AbstractDielectric Elastomer Actuators (DEAs) are a novel soft actuator technology which has been shown to be highly efficient, fast acting, proprioceptive and soft. These actuators have been investigated for their impressive performance, but they do have significant drawbacks due to their high voltage operation, failure modes and high stress concentrations around soft-rigid couplings.
This thesis presents three main areas of research into DEAs to enhance their material coupling and integration into practical applications by maximising performance through innovative design concepts, and implementation optimisation.
A novel method of creating multi-layer actuators is presented where laminated dielectric and conductive layers form an inter-penetrating network with captured strain energy. A proof-of-principle DEA demonstrator produced active strain comparable to mammalian muscle.
A new design space is explored to conceive a mechanically coupled DEA that produces a stiff actuation output from a soft actuator. This mitigates key risks of failure of DEAs. The design space includes potential for development of rotational and linear drives and a proof-of-concept multi-state actuator implementation is characterised.
DEAs exhibit self-sensing capability, however high resolution sensing is difficult to implement.

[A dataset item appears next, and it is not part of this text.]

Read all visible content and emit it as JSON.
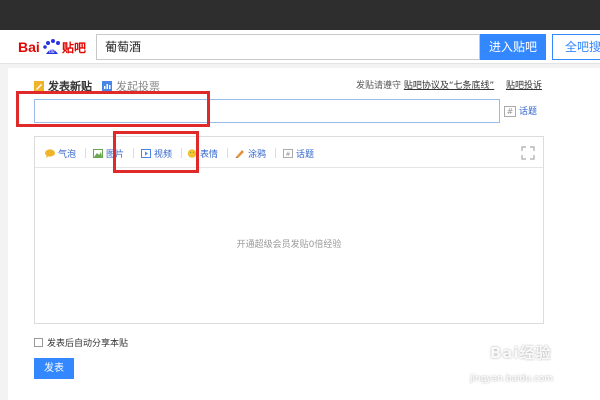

An innovative approach for sensing coupling DEA actuation with a soft optical touch sensor is presented. This active-touch system is demonstrated using a palpating coupled module to detect objects.
This thesis has shown high performance DEAs can be integrated and coupled into rigid and soft systems, producing state of art actuators and sensing. Additionally this work demonstrates that the high performance characteristics implemented in thin-film actuator, can be captured in a scaled-up multi-layer actuator through novel bonding, prestrain and lamination methods.
|Date of Award||7 May 2019|
|Supervisor||Jonathan M Rossiter (Supervisor) & Andrew T Conn (Supervisor)|
Integration and Coupling of High Performance Dielectric Elastomer Actuator Systems
Hinitt, A. (Author). 7 May 2019
Student thesis: Doctoral Thesis › Doctor of Philosophy (PhD)